Charlie Murawski

In California, a general contractor must file a payment bond on all public works projects over $25,000.  Payment bonds are a form of guarantee ensuring that a subcontractor or supplier will be reimbursed for costs incurred on a public works project, including interest and attorney’s fees if a lawsuit becomes necessary.  In the event a subcontractor or material supplier is not paid for materials furnished or labor supplied and used in a bonded public works project, that subcontractor or supplier has the right to make a claim for payment against the bond, as long as certain requirements (discussed below) are met.  In fact, the issuer of the bond (the surety) becomes liable to an unpaid subcontractor or material supplier (the claimant), immediately upon the non-payment/default by the contractor named in the bond (the principal).  The surety, however, may assert any defense to the claim that is available to the contractor named in the bond (i.e. the claimant’s failure to complete its work.)

To protect its payment bonds rights, a claimant must serve the public entity and the general contractor with a valid preliminary notice.  If a valid preliminary notice was not served, a claim against a payment bond may be made by giving written notice to the principal named in the bond and the issuing surety within fifteen days of the recordation of a notice of completion or, if no notice of completion is recorded, within seventy-five days of the date the project was completed.  Due to changes in the law, beginning January 1, 2012, this remedy is no longer available if the contractor named in the bond was paid for the work performed by the claimant.

In the event the surety denies the claim, or the surety is taking too long to respond to the claim, claimant should file its lawsuit against the surety as follows:
(a) if the public entity records a notice of completion or cessation notice, the lawsuit must be filed thirty (30) days plus six (6) months after the notice is recorded; or
(b) if neither a notice of completion or cessation is filed, the lawsuit must be filed ninety (90) days plus six (6) months.
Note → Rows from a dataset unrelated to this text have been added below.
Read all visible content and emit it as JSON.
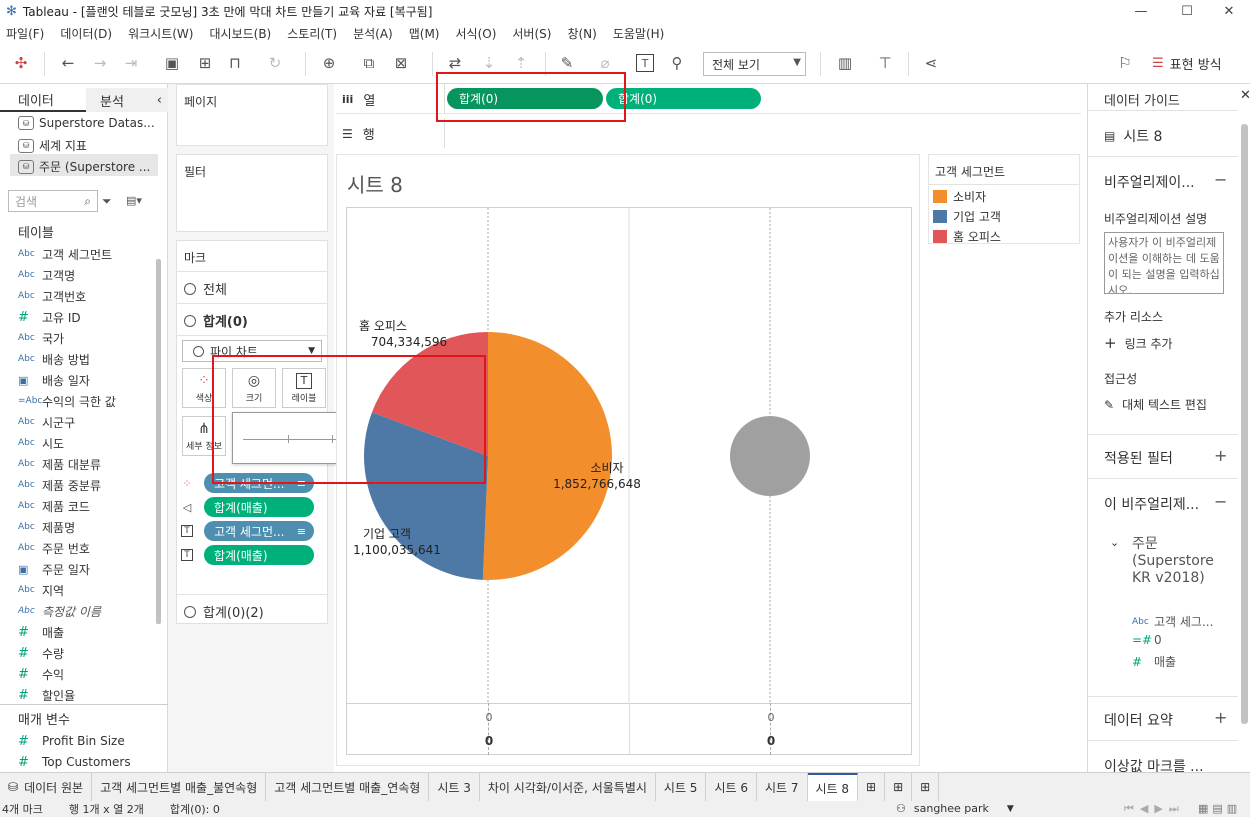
{
  "window": {
    "title": "Tableau - [플랜잇 테블로 굿모닝] 3초 만에 막대 차트 만들기 교육 자료 [복구됨]",
    "minimize_icon": "minimize-icon",
    "maximize_icon": "maximize-icon",
    "close_icon": "close-icon"
  },
  "menu": [
    "파일(F)",
    "데이터(D)",
    "워크시트(W)",
    "대시보드(B)",
    "스토리(T)",
    "분석(A)",
    "맵(M)",
    "서식(O)",
    "서버(S)",
    "창(N)",
    "도움말(H)"
  ],
  "toolbar": {
    "view_select": "전체 보기",
    "show_me": "표현 방식"
  },
  "left_pane": {
    "tab_data": "데이터",
    "tab_analysis": "분석",
    "datasources": [
      "Superstore Datas...",
      "세계 지표",
      "주문 (Superstore ..."
    ],
    "search_placeholder": "검색",
    "tables_heading": "테이블",
    "fields": [
      {
        "type": "Abc",
        "name": "고객 세그먼트"
      },
      {
        "type": "Abc",
        "name": "고객명"
      },
      {
        "type": "Abc",
        "name": "고객번호"
      },
      {
        "type": "#",
        "name": "고유 ID"
      },
      {
        "type": "Abc",
        "name": "국가"
      },
      {
        "type": "Abc",
        "name": "배송 방법"
      },
      {
        "type": "date",
        "name": "배송 일자"
      },
      {
        "type": "=Abc",
        "name": "수익의 극한 값"
      },
      {
        "type": "Abc",
        "name": "시군구"
      },
      {
        "type": "Abc",
        "name": "시도"
      },
      {
        "type": "Abc",
        "name": "제품 대분류"
      },
      {
        "type": "Abc",
        "name": "제품 중분류"
      },
      {
        "type": "Abc",
        "name": "제품 코드"
      },
      {
        "type": "Abc",
        "name": "제품명"
      },
      {
        "type": "Abc",
        "name": "주문 번호"
      },
      {
        "type": "date",
        "name": "주문 일자"
      },
      {
        "type": "Abc",
        "name": "지역"
      },
      {
        "type": "Abc",
        "name": "측정값 이름"
      },
      {
        "type": "#",
        "name": "매출"
      },
      {
        "type": "#",
        "name": "수량"
      },
      {
        "type": "#",
        "name": "수익"
      },
      {
        "type": "#",
        "name": "할인율"
      }
    ],
    "params_heading": "매개 변수",
    "params": [
      "Profit Bin Size",
      "Top Customers"
    ]
  },
  "cards": {
    "pages": "페이지",
    "filters": "필터",
    "marks": "마크",
    "marks_all": "전체",
    "marks_sum0": "합계(0)",
    "mark_type": "파이 차트",
    "btn_color": "색상",
    "btn_size": "크기",
    "btn_label": "레이블",
    "btn_detail": "세부 정보",
    "pills": [
      "고객 세그먼...",
      "합계(매출)",
      "고객 세그먼...",
      "합계(매출)"
    ],
    "marks_sum02": "합계(0)(2)",
    "size_slider_level": 0.62
  },
  "shelves": {
    "columns_label": "열",
    "rows_label": "행",
    "column_pills": [
      "합계(0)",
      "합계(0)"
    ]
  },
  "sheet": {
    "title": "시트 8"
  },
  "chart_data": {
    "type": "pie",
    "categories": [
      "소비자",
      "기업 고객",
      "홈 오피스"
    ],
    "values": [
      1852766648,
      1100035641,
      704334596
    ],
    "value_labels": [
      "1,852,766,648",
      "1,100,035,641",
      "704,334,596"
    ],
    "colors": [
      "#f28e2b",
      "#4e79a7",
      "#e15759"
    ],
    "second_pie_color": "#a0a0a0",
    "axis_ticks": [
      "0",
      "0"
    ],
    "axis_values": [
      "0",
      "0"
    ],
    "legend_title": "고객 세그먼트",
    "legend_placement": "top-right"
  },
  "guide": {
    "title": "데이터 가이드",
    "sheet": "시트 8",
    "viz_section": "비주얼리제이...",
    "desc_label": "비주얼리제이션 설명",
    "desc_placeholder": "사용자가 이 비주얼리제이션을 이해하는 데 도움이 되는 설명을 입력하십시오.",
    "resources": "추가 리소스",
    "add_link": "링크 추가",
    "accessibility": "접근성",
    "alt_text": "대체 텍스트 편집",
    "applied_filters": "적용된 필터",
    "this_viz": "이 비주얼리제...",
    "source": "주문 (Superstore KR v2018)",
    "src_fields": [
      {
        "type": "Abc",
        "name": "고객 세그..."
      },
      {
        "type": "=#",
        "name": "0"
      },
      {
        "type": "#",
        "name": "매출"
      }
    ],
    "data_summary": "데이터 요약",
    "outliers": "이상값 마크를 ..."
  },
  "bottom_tabs": [
    "데이터 원본",
    "고객 세그먼트별 매출_불연속형",
    "고객 세그먼트별 매출_연속형",
    "시트 3",
    "차이 시각화/이서준, 서울특별시",
    "시트 5",
    "시트 6",
    "시트 7",
    "시트 8"
  ],
  "status": {
    "marks": "4개 마크",
    "rows_cols": "행 1개 x 열 2개",
    "sum": "합계(0): 0",
    "user": "sanghee park"
  }
}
Thus, payment bonds are one of the best remedies available to claimants on a public works project.  However, to be effective, the subcontractor or supplier must meet the statutory prerequisites for enforcing the payment bond.